- _WHAT TO WORK ON_
From the records below, find each line with the string "arrow" and copy it.

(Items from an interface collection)
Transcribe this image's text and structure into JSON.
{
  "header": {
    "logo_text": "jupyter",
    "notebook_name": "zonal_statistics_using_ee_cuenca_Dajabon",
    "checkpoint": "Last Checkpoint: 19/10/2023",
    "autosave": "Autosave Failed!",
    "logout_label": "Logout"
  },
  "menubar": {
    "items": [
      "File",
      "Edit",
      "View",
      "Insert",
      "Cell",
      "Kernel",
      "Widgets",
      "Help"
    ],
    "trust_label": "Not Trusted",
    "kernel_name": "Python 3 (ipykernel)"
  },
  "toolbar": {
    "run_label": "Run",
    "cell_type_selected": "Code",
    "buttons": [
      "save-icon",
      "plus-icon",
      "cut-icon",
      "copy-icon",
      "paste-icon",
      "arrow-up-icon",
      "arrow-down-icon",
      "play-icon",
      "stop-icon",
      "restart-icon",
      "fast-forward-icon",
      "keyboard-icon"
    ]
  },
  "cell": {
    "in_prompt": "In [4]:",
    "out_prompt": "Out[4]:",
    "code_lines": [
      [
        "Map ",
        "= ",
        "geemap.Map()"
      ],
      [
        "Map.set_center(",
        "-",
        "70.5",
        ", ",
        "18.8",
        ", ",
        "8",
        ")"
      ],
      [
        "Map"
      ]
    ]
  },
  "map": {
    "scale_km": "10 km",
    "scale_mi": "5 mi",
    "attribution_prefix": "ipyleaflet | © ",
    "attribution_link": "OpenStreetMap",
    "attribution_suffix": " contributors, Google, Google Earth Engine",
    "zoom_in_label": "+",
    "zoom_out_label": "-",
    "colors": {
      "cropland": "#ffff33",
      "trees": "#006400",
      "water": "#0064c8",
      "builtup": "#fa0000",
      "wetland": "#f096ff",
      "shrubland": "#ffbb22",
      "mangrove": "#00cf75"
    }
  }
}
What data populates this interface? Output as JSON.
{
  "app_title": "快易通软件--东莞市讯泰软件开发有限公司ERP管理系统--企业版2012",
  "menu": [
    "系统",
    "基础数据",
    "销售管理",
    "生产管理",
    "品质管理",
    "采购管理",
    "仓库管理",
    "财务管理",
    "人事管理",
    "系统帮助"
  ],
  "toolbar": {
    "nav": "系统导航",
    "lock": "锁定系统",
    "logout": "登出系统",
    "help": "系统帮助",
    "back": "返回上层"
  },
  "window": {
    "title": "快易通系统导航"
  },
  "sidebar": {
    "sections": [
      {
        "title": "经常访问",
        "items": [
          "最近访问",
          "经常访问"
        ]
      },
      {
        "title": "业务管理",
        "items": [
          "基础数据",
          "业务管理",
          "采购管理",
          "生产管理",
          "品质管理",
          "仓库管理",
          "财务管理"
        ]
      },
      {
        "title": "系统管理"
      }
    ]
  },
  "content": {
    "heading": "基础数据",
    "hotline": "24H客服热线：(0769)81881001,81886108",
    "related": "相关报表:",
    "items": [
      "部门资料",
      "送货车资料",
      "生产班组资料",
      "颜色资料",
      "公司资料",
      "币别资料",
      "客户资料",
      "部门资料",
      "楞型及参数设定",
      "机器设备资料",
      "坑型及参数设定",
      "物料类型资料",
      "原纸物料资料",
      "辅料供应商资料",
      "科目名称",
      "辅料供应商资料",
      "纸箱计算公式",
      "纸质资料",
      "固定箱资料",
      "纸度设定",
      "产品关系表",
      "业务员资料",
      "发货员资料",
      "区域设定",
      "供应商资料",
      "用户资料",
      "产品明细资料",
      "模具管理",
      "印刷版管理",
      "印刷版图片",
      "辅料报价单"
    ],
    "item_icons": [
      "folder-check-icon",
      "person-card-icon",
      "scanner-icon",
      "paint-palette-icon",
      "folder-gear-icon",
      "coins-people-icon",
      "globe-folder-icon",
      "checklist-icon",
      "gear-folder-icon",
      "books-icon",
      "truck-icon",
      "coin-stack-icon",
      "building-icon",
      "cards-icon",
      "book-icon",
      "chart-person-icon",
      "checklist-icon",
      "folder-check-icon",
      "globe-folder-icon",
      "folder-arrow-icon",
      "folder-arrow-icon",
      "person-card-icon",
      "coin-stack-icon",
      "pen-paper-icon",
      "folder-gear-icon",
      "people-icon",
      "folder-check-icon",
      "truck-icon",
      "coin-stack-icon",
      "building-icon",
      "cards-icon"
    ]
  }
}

- _EXERCISE RESPONSE_
      "arrow-up-icon",
      "arrow-down-icon",
      "folder-arrow-icon",
      "folder-arrow-icon",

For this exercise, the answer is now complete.